I've had the idea for sometime to have the kids become aware of what the kids in school are supposed to be learning, so they can compare with what they know. Plus, it would give my kids an idea of things they can work on. Well, this idea came to the forefront this past week when the 16yo, very tired and his words going kind of wonky, said something funny and he commented he needed to go back to kindergarten. LOL. I said, well, you know, that's not a bad idea. It'd take you maybe 30 minutes to finish kindergarten (lol) and probably the same for grade 1, but a little longer for grade 2, because addition and subtraction math facts to 18 are supposed to be memorized then. He had a look of, "I did not know that." He does not have these memorized. Of course, for someone labelled LD, it's not surprising. At the same time, he is probably perfectly capable of memorizing them, he just has no will to do so.
What I've done just today is gone through the provincial learning outcomes for math. Well, for grades 1 and 2, anyhow. Typed up the most relevant ones and will share them with the kids this week. We'll discuss why the facts ought to be memorized--what benefits are there to knowing them, the disadvantage to not knowing them. I should probably find out what it means to be "memorized". The 16yo said he knew them, but I said it meant to know them without having to think about them. His facial expression admitted to not knowing them that well. I'm sure I can find online something about how quickly someone should be able to answer oral questions or how many questions someone should be able to go through by writing. I'd need to allow a little leeway for the 16yo since writing is always an issue.
In any case, I will not be forcing them to learn them, but I may include some oral questions, games, pull out the flash cards, maybe find my set of equation cards (the little horizontal ones to use with the blank charts). I doubt any of them will be interesting in using the strip boards, although I will bring them out anyhow. Another thought: print off a list of different ways these facts can be memorized. What are the different ways I can think of?
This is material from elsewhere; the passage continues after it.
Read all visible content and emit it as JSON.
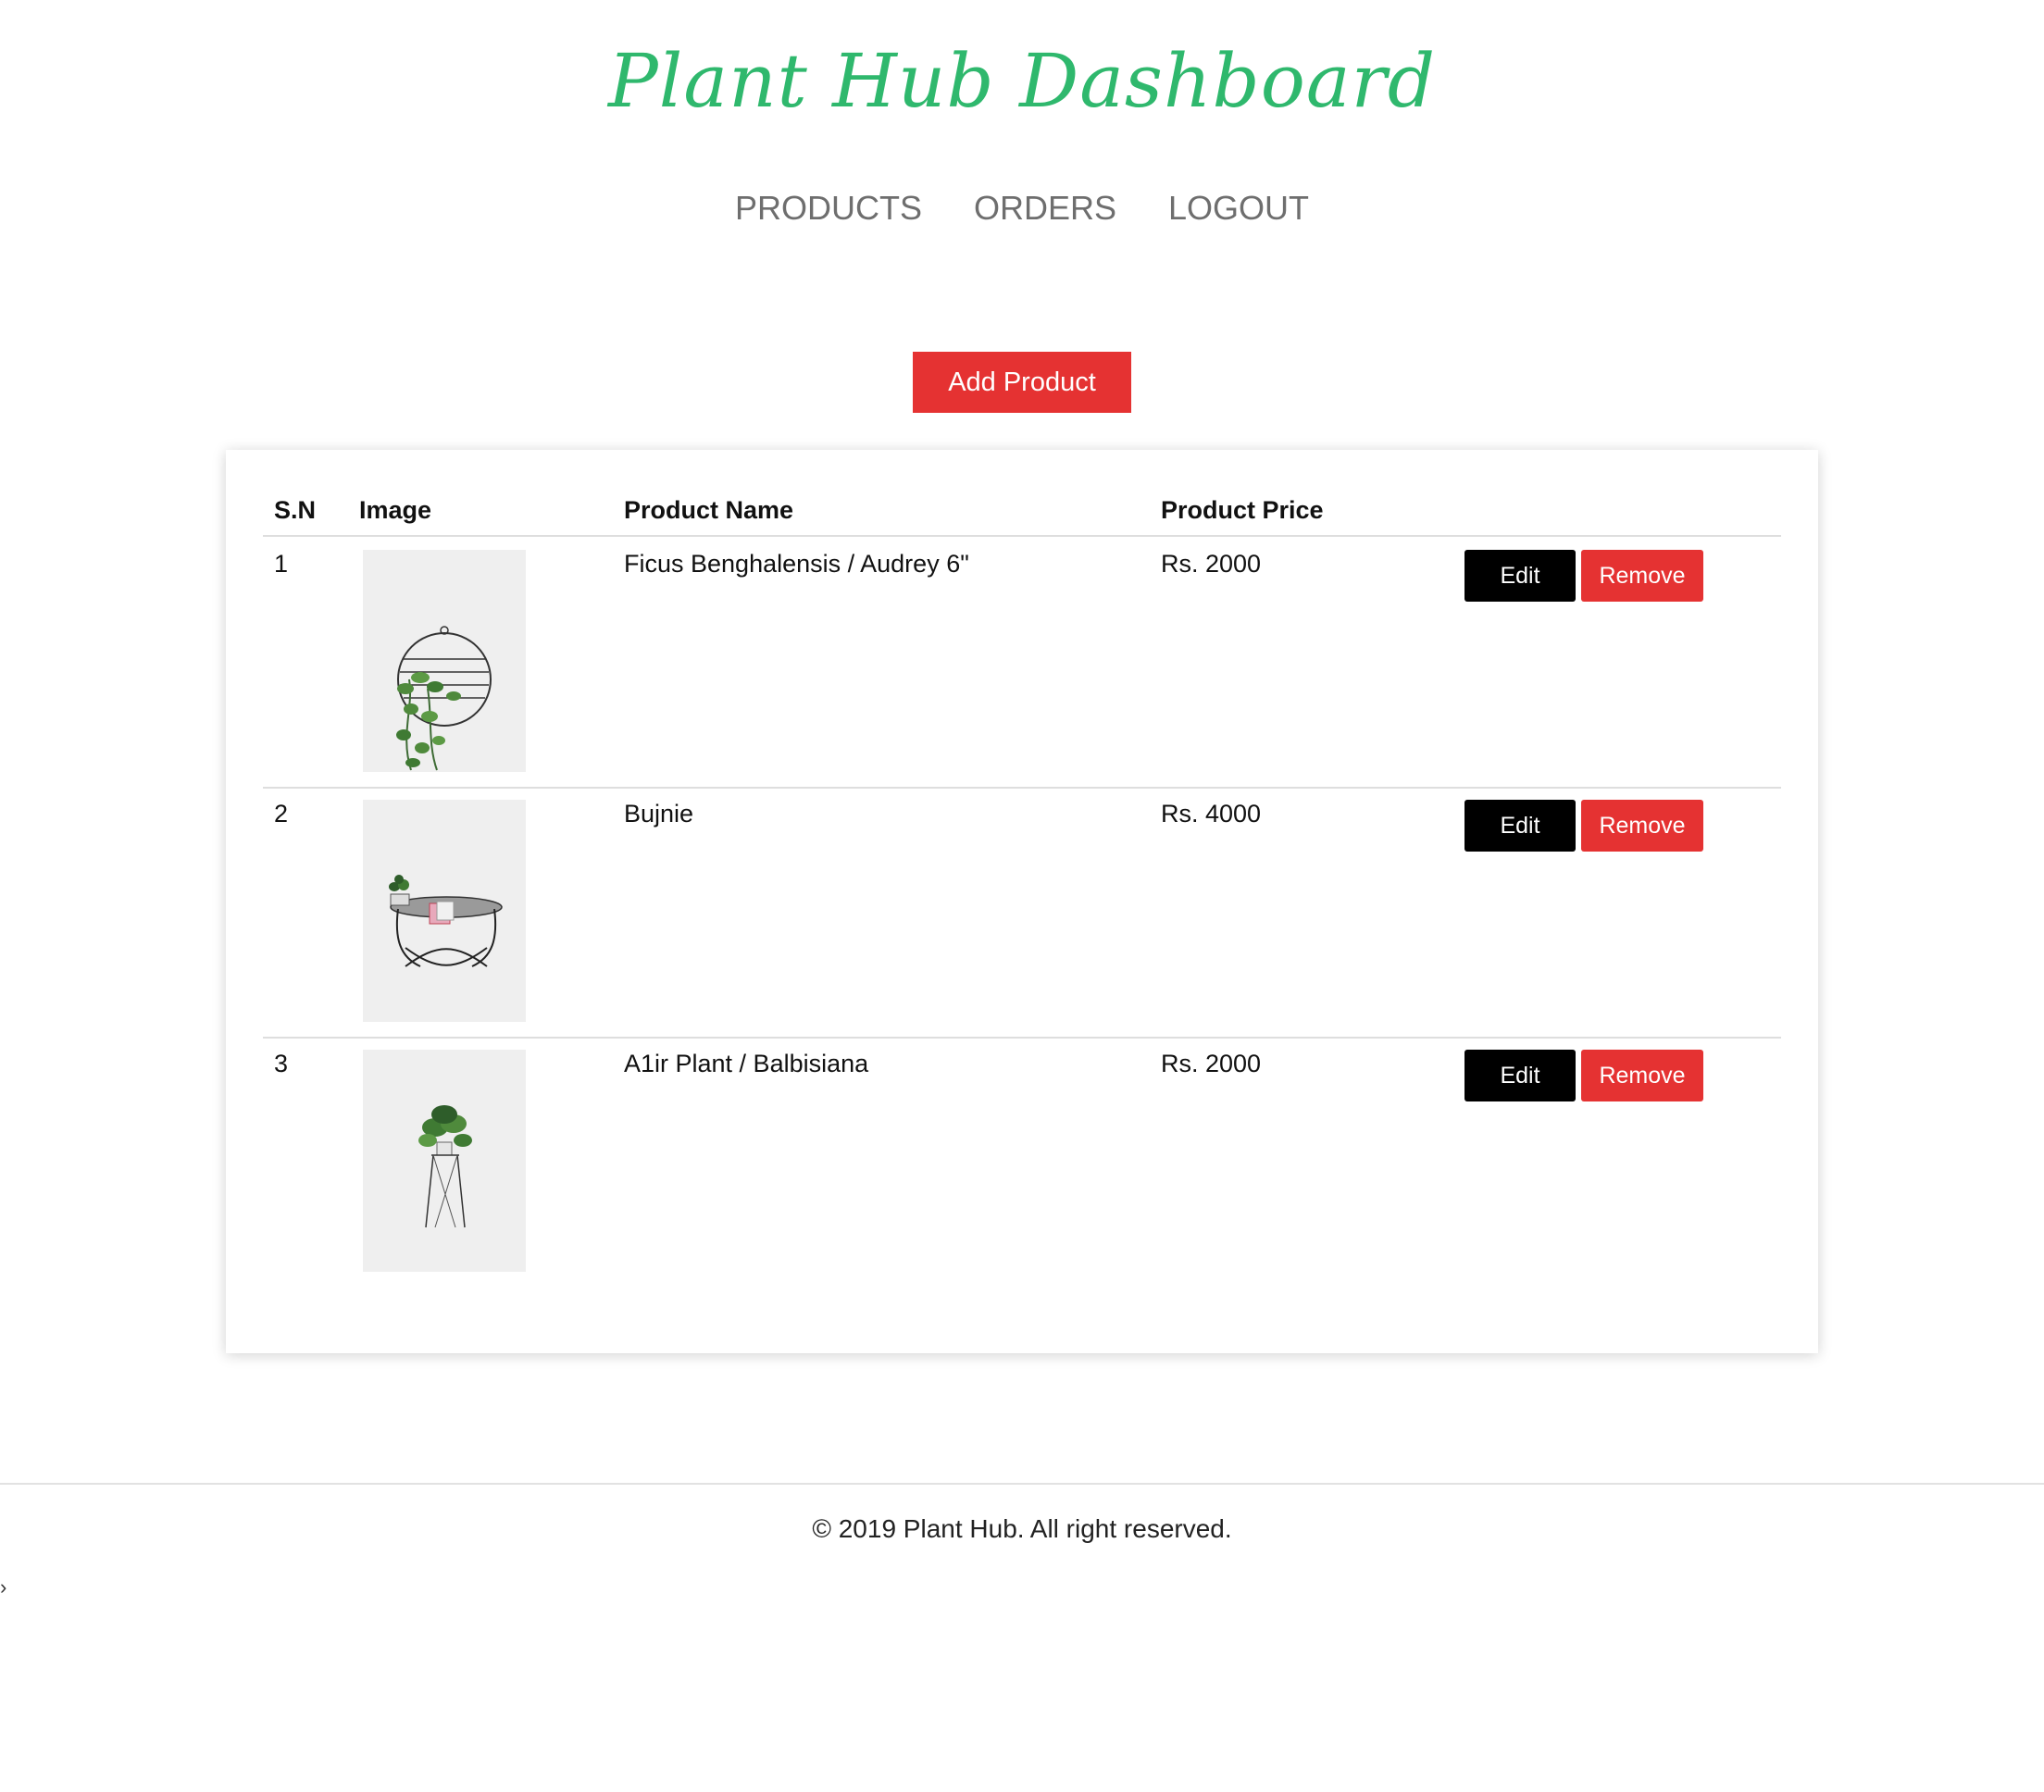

- addition and subtraction packets
- above with strip board
- Cuisenaire rods
- bead material (Golden and coloured)
- snake game
- flash cards
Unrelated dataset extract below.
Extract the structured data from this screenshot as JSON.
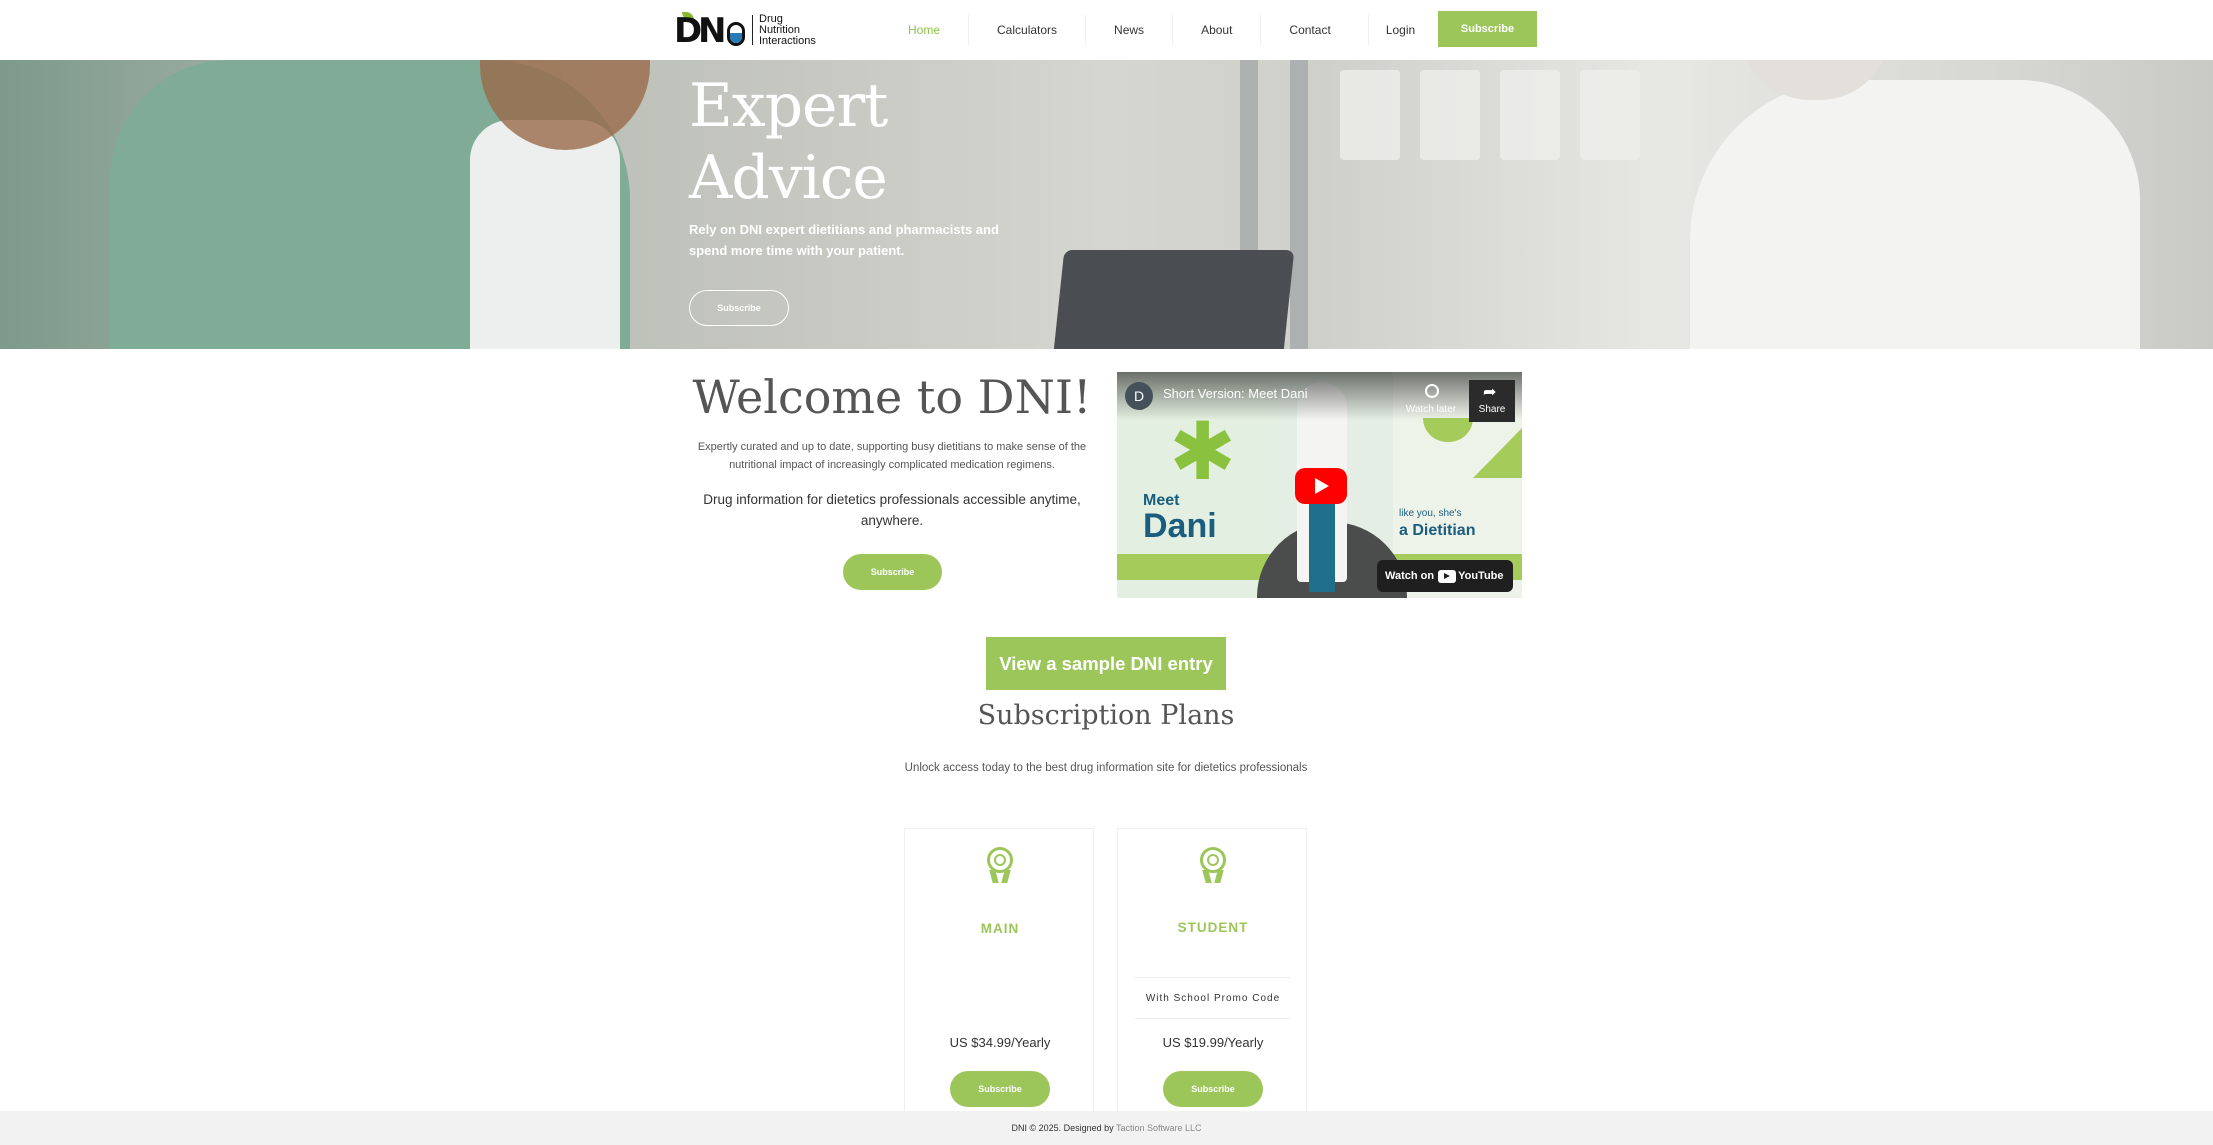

- equation cards
- above with the charts
- I think the MathAdvantage set we have works on mastering these facts
- writing them out by hand
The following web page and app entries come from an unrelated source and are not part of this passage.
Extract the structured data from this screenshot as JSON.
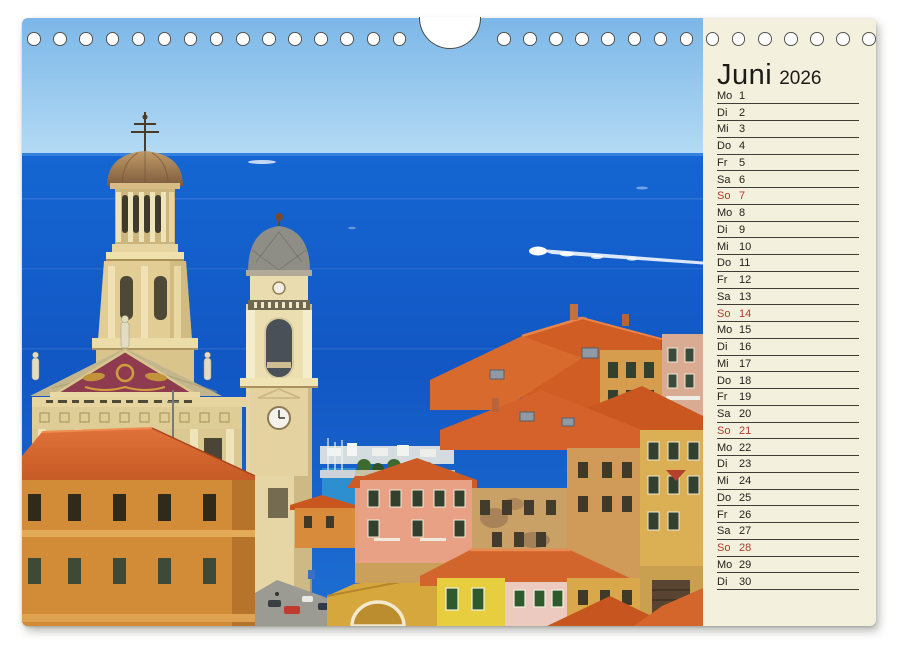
{
  "calendar": {
    "month": "Juni",
    "year": "2026",
    "panel_bg": "#f4f0de",
    "text_color": "#23221c",
    "weekend_color": "#b23a2c",
    "line_color": "#3f3e36",
    "days": [
      {
        "label": "Mo",
        "num": "1",
        "weekend": false
      },
      {
        "label": "Di",
        "num": "2",
        "weekend": false
      },
      {
        "label": "Mi",
        "num": "3",
        "weekend": false
      },
      {
        "label": "Do",
        "num": "4",
        "weekend": false
      },
      {
        "label": "Fr",
        "num": "5",
        "weekend": false
      },
      {
        "label": "Sa",
        "num": "6",
        "weekend": false
      },
      {
        "label": "So",
        "num": "7",
        "weekend": true
      },
      {
        "label": "Mo",
        "num": "8",
        "weekend": false
      },
      {
        "label": "Di",
        "num": "9",
        "weekend": false
      },
      {
        "label": "Mi",
        "num": "10",
        "weekend": false
      },
      {
        "label": "Do",
        "num": "11",
        "weekend": false
      },
      {
        "label": "Fr",
        "num": "12",
        "weekend": false
      },
      {
        "label": "Sa",
        "num": "13",
        "weekend": false
      },
      {
        "label": "So",
        "num": "14",
        "weekend": true
      },
      {
        "label": "Mo",
        "num": "15",
        "weekend": false
      },
      {
        "label": "Di",
        "num": "16",
        "weekend": false
      },
      {
        "label": "Mi",
        "num": "17",
        "weekend": false
      },
      {
        "label": "Do",
        "num": "18",
        "weekend": false
      },
      {
        "label": "Fr",
        "num": "19",
        "weekend": false
      },
      {
        "label": "Sa",
        "num": "20",
        "weekend": false
      },
      {
        "label": "So",
        "num": "21",
        "weekend": true
      },
      {
        "label": "Mo",
        "num": "22",
        "weekend": false
      },
      {
        "label": "Di",
        "num": "23",
        "weekend": false
      },
      {
        "label": "Mi",
        "num": "24",
        "weekend": false
      },
      {
        "label": "Do",
        "num": "25",
        "weekend": false
      },
      {
        "label": "Fr",
        "num": "26",
        "weekend": false
      },
      {
        "label": "Sa",
        "num": "27",
        "weekend": false
      },
      {
        "label": "So",
        "num": "28",
        "weekend": true
      },
      {
        "label": "Mo",
        "num": "29",
        "weekend": false
      },
      {
        "label": "Di",
        "num": "30",
        "weekend": false
      }
    ]
  },
  "photo": {
    "alt": "Mediterranean coastal town with baroque church dome, bell tower, terracotta roofs and deep blue sea"
  }
}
- reciting them
- worksheet with all 81 questions on it
- mad minutes
- using a version of Rocket Math/Mastering Math Facts that I created
I do want to write up the outcomes for the other grade levels, as well as do the same for language arts (French, English and German), science and social studies. For science and social studies, I have no expectation whatsoever that they know what kids in school cover here. I couldn't care less. For the language arts, it will help provide a means for them to be self-aware and for me to offer specific lessons.
Feeling good about the start of this second semester. :)
My little niece is coming back to herself. We had a break from the little one until this past week, and it gave her time to be with us, talk, etc. I want to shower her with all kinds of practical life and sensorial work this week. And maybe find some beginning language things I can easily do with her.